The plot offers what, given the Madoff debacle and other stories like it, seems like an honest portrayal (fair or not) of those like Madoff (the rich or elite; the 1%) and their laissez faire attitude towards business and their general greed. It also offers an obvious contrast between the haves and have nots and seemingly posits through its character depictions (again fair or not) an image of us working stiffs (like Ginger, a grocery-store clerk; or Chili, her mechanic boyfriend) as the good guys in the tale's socio-economic comparison. It paints a picture using only blacks and whites without any shades of gray, and it seems to offer Jasmine as a scapegoat or sacrificial lamb (pick your animal) on which we can direct our dislike and/or disdain.

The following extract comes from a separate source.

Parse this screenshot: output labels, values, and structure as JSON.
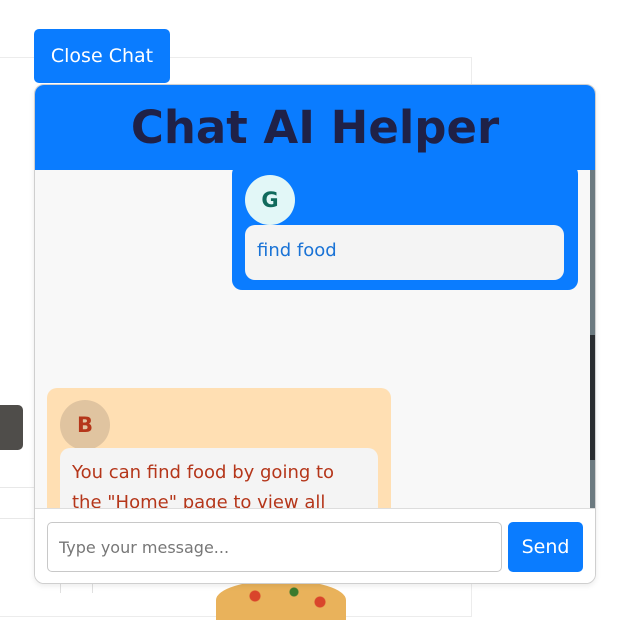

Jasmine is pretentious and self-absorbed; both in the past and present and is depicted in such a harsh light that I question whether Allen intended her to be a tragic sympathetic figure or just an object of our scorn. As you watch her struggle through life, you’re hit by the fact that much of her suffering has been self-inflicted; whether in turning a blind eye to her husband’s dirty finances and romantic peccadillos, lying at the start of a brand new relationship, and on an emotional level her lack of human connection and openness with her sister – the only person whose stuck by her side through her life’s upheavals. At the film’s conclusion, you fear that her self-deception will forever limit her chances of peace and happiness.
Blanchett does a wonderful job in portraying a woman on the brink; conveying both her vulnerabilities and hopes through a simple frantic glance or an alluring smile. It speaks to the caliber of her acting that she takes an utterly unlikable human being, and manages to extract more than a fair measure of sympathy from us. Nonetheless, I will add that having seen Cate in other films I’m at a loss for all of the recognition she’s getting for this role. Don’t get me wrong, she’s a great actress and her work merits some form of recognition, a nomination definitely, but a win at every award show? I’d say no.

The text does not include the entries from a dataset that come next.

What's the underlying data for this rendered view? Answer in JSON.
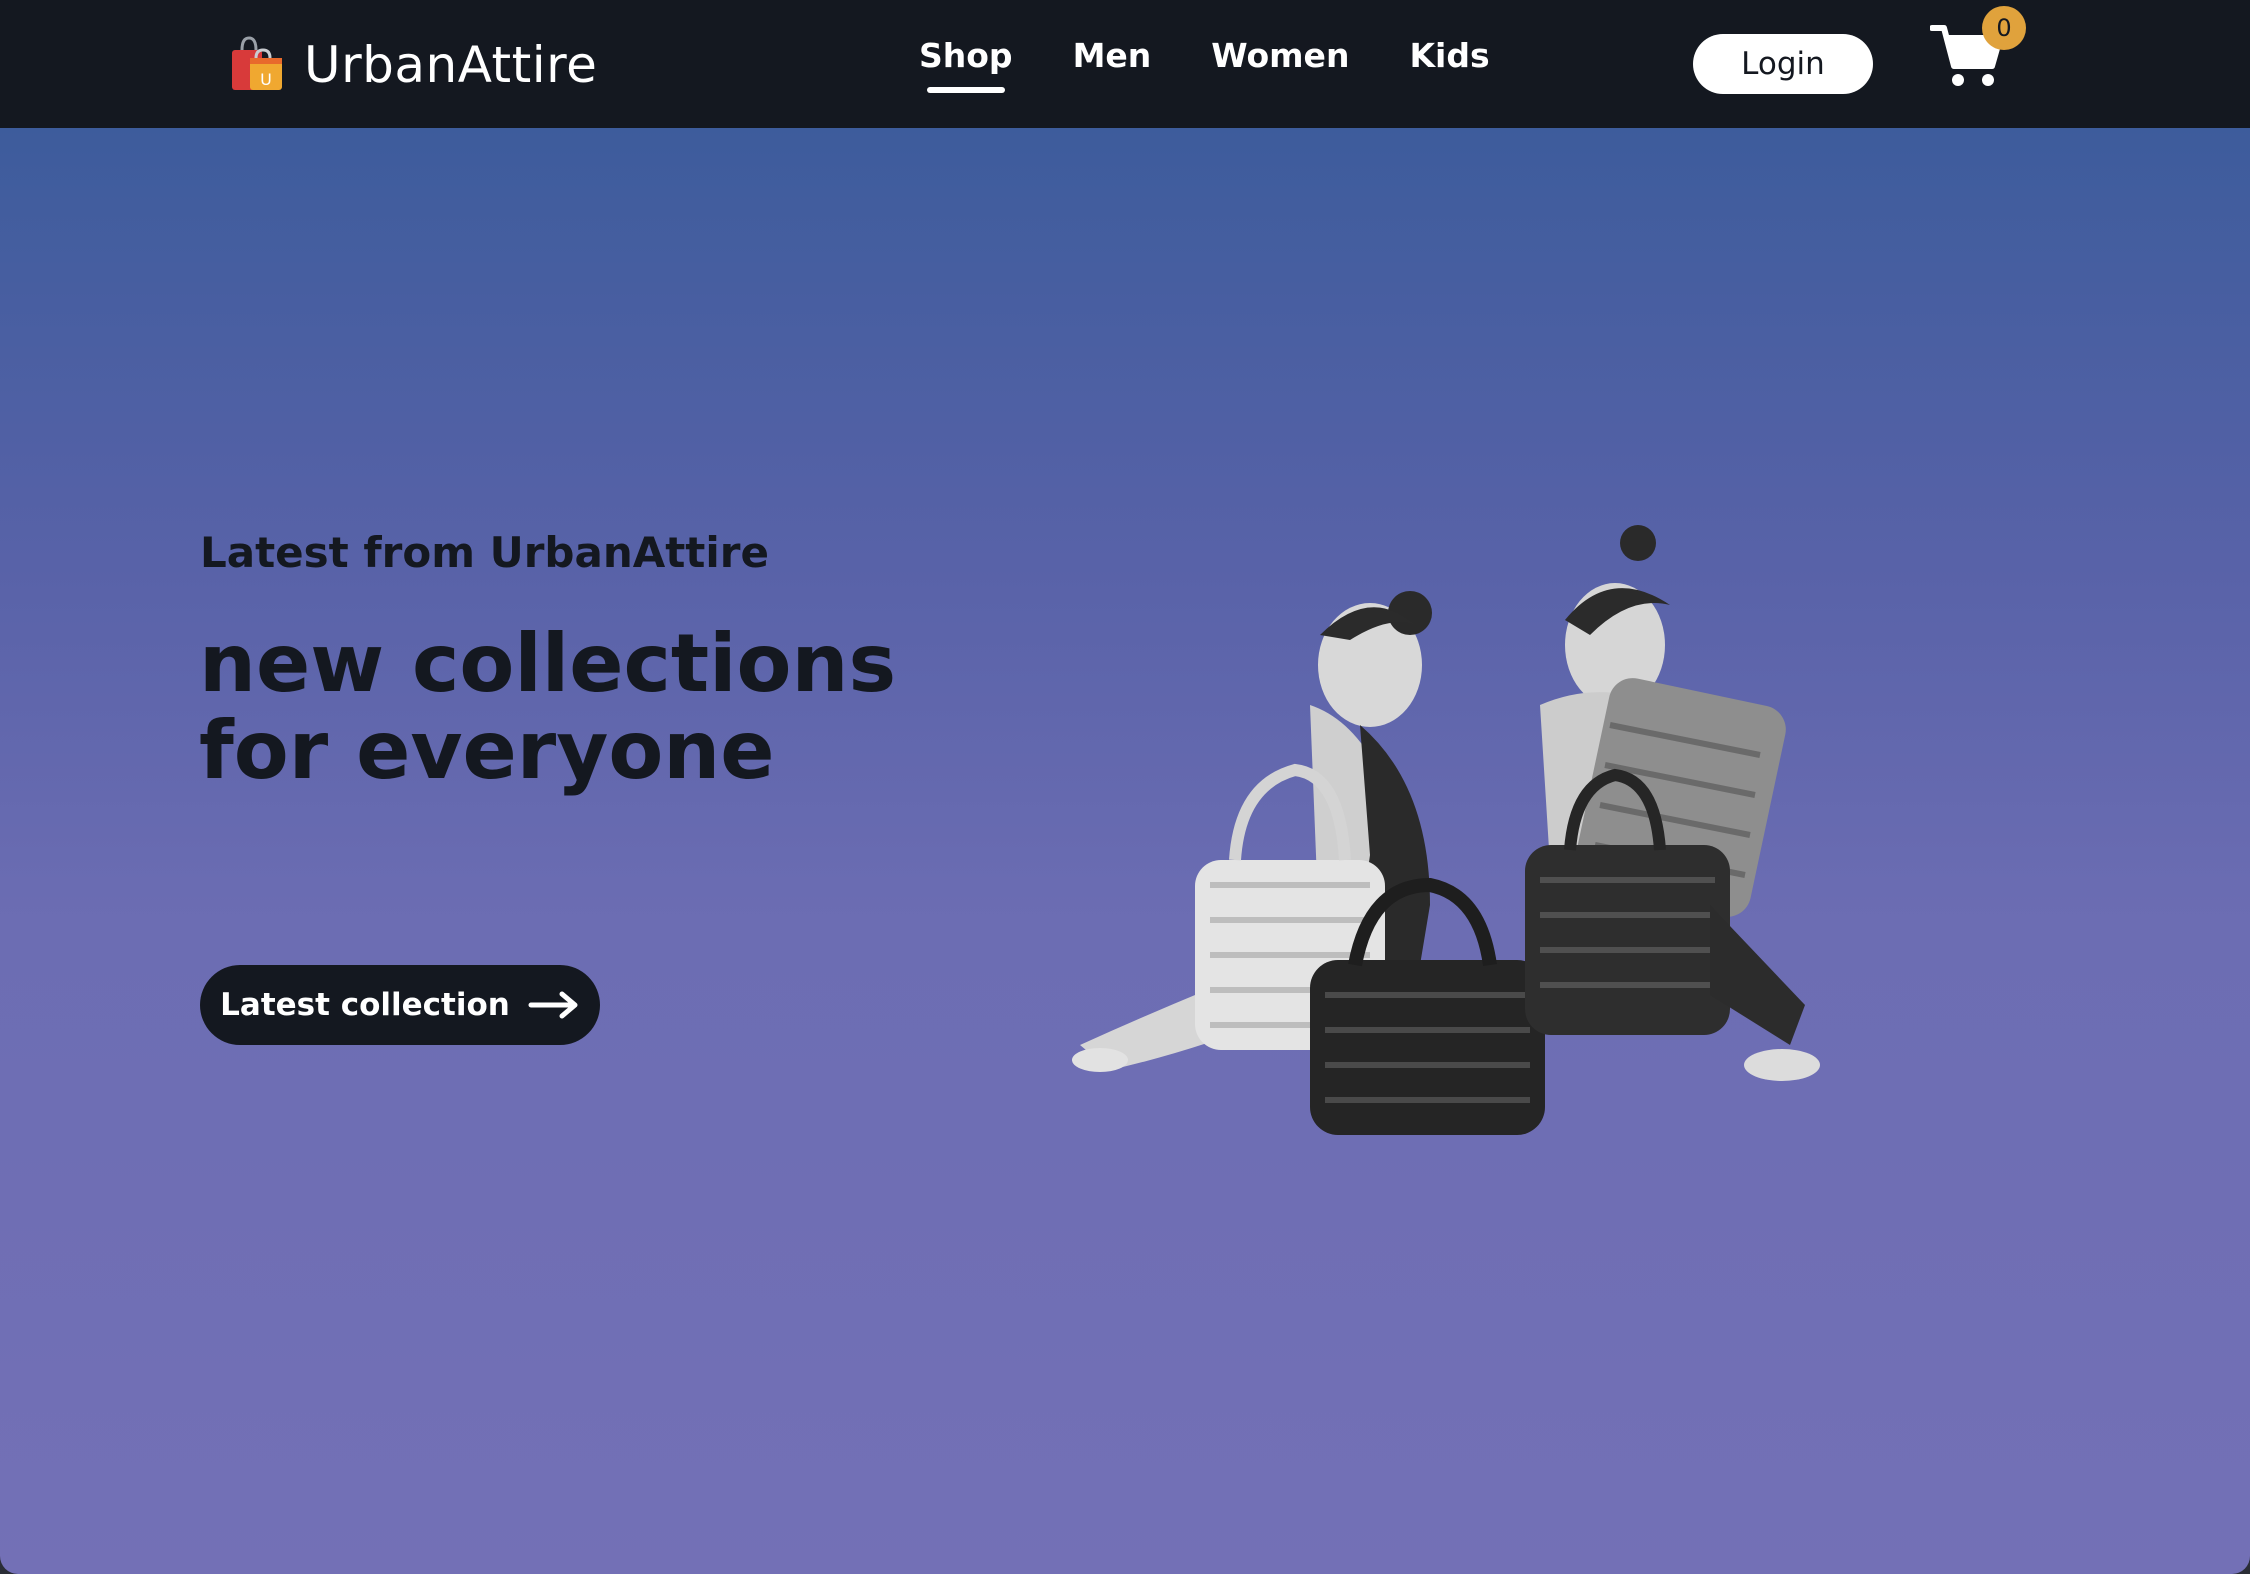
{
  "brand": {
    "name": "UrbanAttire",
    "logo_icon": "shopping-bags-icon",
    "logo_colors": [
      "#d83a3a",
      "#f0a830",
      "#e86a2c"
    ]
  },
  "nav": {
    "items": [
      {
        "label": "Shop",
        "active": true
      },
      {
        "label": "Men",
        "active": false
      },
      {
        "label": "Women",
        "active": false
      },
      {
        "label": "Kids",
        "active": false
      }
    ]
  },
  "header": {
    "login_label": "Login",
    "cart_icon": "cart-icon",
    "cart_count": "0"
  },
  "hero": {
    "eyebrow": "Latest from UrbanAttire",
    "headline": "new collections for everyone",
    "cta_label": "Latest collection",
    "cta_icon": "arrow-right-icon",
    "image": "hero-models-with-bags-image"
  },
  "colors": {
    "navbar_bg": "#141820",
    "hero_top": "#3d5c9c",
    "hero_bottom": "#7370b6",
    "badge": "#e0a23c",
    "text_dark": "#141820"
  }
}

Overall, Blue Jasmine was an interesting character study with a wonderful performance from a fine actress, but if you’re looking for classic Woody, then skip it.